“A large flotilla of canoes, sailing dinghies, yachts and motor boats on Sunday last escorted the replica Comet, launched from the original slipway, on her journey to Helensburgh. The boiler fired by lignum vitae logs, worked well and the engine achieved the design speed of 5 knots. On arrival at Helensburgh, Sir William and Lady Lithgow with 10 invited dignitaries, all in period costume, were taken by a horse drawn carriage to a ceremony held at Henry Bell’s memorial. Refreshments for the dignitaries on the journey over to Helensburgh had been provided with a liberal supply of malt whisky. This, it appears, proved to be have been too great a temptation for the two engineers left on board who got completely “off their faces” and on Sir William’s return were unable to stand, far less operate machinery. As the boat set off on its return journey it started to rain and while the guests crouched under an umbrella, Sir William, averted certain capsize of the vessel by operating the bilge pump. Meanwhile, Lady Lithgow stoked the boiler single-handedly for the best part of 10 hours. Back home, she is currently under sedation. Sir William was understandably upset and was quoted as saying “Pity really. I’d have thought we could have got more than two knots an hour out of the “old girl”. Who he was referring to is unclear”
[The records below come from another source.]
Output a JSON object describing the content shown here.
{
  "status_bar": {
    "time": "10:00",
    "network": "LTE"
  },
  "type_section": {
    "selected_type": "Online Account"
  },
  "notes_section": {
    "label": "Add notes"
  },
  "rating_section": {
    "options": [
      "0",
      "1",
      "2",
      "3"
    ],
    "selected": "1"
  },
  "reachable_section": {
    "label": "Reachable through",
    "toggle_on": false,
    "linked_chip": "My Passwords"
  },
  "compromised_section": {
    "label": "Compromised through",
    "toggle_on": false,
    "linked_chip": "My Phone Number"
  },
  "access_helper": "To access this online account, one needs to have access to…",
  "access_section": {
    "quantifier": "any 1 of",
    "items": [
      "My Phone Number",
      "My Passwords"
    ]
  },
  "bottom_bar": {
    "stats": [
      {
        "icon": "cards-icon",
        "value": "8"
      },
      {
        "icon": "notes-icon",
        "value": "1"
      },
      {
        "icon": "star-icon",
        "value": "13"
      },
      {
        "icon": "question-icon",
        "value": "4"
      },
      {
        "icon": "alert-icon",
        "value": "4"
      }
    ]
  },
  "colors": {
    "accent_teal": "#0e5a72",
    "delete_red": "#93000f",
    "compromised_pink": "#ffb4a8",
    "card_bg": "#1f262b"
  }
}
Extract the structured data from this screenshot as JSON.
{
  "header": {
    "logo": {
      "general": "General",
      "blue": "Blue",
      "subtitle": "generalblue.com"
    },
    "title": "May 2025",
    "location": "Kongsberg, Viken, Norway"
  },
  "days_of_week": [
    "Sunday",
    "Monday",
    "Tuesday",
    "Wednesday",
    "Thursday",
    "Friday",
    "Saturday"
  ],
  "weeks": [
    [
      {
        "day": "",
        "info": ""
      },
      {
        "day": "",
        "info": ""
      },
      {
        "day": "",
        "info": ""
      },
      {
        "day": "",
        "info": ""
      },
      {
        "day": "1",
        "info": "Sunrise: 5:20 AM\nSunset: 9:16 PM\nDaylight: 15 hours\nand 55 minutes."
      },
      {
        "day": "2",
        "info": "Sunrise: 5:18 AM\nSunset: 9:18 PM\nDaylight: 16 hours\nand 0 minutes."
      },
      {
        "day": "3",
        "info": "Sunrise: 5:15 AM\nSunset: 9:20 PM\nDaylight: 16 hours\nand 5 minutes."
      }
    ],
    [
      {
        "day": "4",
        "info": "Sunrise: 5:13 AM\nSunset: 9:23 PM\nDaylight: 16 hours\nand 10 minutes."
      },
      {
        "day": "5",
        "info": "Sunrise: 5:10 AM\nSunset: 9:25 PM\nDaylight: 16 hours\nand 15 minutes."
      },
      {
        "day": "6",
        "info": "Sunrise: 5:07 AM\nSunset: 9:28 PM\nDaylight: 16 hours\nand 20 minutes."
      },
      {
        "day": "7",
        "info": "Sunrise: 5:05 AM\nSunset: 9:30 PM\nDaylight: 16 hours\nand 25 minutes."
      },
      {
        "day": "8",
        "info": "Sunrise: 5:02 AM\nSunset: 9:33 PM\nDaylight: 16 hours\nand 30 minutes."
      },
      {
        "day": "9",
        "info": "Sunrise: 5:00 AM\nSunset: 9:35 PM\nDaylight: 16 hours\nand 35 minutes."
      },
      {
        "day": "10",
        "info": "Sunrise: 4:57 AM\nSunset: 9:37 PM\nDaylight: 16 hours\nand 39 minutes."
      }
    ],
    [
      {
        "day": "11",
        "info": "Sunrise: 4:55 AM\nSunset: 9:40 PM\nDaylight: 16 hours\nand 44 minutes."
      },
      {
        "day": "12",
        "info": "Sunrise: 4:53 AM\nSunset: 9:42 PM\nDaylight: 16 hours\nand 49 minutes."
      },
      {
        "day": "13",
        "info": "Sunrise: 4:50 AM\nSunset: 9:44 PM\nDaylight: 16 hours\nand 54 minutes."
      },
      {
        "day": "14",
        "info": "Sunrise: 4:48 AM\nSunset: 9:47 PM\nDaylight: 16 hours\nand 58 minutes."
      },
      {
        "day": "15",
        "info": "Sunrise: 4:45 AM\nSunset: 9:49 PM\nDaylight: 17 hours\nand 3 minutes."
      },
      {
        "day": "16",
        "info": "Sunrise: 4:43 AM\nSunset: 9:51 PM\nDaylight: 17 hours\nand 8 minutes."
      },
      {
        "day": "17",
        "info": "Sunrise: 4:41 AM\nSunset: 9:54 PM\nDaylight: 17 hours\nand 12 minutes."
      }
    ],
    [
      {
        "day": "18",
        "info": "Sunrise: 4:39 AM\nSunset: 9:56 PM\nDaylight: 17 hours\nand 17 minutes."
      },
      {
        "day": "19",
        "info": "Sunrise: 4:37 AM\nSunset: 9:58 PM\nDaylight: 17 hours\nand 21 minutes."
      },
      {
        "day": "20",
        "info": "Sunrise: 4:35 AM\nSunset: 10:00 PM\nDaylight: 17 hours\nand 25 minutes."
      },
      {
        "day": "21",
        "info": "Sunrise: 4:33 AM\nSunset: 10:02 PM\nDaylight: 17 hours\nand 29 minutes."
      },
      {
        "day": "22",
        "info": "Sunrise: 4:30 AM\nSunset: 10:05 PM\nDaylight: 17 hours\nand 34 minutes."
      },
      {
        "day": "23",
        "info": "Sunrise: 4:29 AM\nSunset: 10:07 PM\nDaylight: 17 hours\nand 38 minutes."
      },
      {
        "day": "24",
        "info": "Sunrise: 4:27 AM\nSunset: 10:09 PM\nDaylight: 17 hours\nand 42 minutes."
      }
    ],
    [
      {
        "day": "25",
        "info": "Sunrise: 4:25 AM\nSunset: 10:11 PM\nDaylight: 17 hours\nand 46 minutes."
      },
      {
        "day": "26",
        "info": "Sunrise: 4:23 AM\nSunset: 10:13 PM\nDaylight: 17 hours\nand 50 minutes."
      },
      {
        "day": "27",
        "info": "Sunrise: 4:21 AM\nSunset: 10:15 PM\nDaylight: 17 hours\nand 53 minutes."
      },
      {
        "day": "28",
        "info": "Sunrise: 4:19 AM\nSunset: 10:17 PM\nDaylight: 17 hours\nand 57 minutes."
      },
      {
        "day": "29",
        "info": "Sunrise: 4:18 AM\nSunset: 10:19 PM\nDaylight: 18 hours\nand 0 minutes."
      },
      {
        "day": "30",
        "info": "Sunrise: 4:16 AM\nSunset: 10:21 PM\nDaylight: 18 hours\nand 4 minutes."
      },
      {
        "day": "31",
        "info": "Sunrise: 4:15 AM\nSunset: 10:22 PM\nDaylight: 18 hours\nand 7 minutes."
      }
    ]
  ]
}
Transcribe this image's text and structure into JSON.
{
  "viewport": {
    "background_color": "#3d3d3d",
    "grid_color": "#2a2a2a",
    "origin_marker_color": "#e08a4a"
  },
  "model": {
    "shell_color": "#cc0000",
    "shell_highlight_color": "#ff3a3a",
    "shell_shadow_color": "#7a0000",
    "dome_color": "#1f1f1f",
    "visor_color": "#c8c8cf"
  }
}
Myth and reality merged when Sir William’s son, remembering the event, bought this piece.
670mm(w) x 540m(h) x 100mm(d)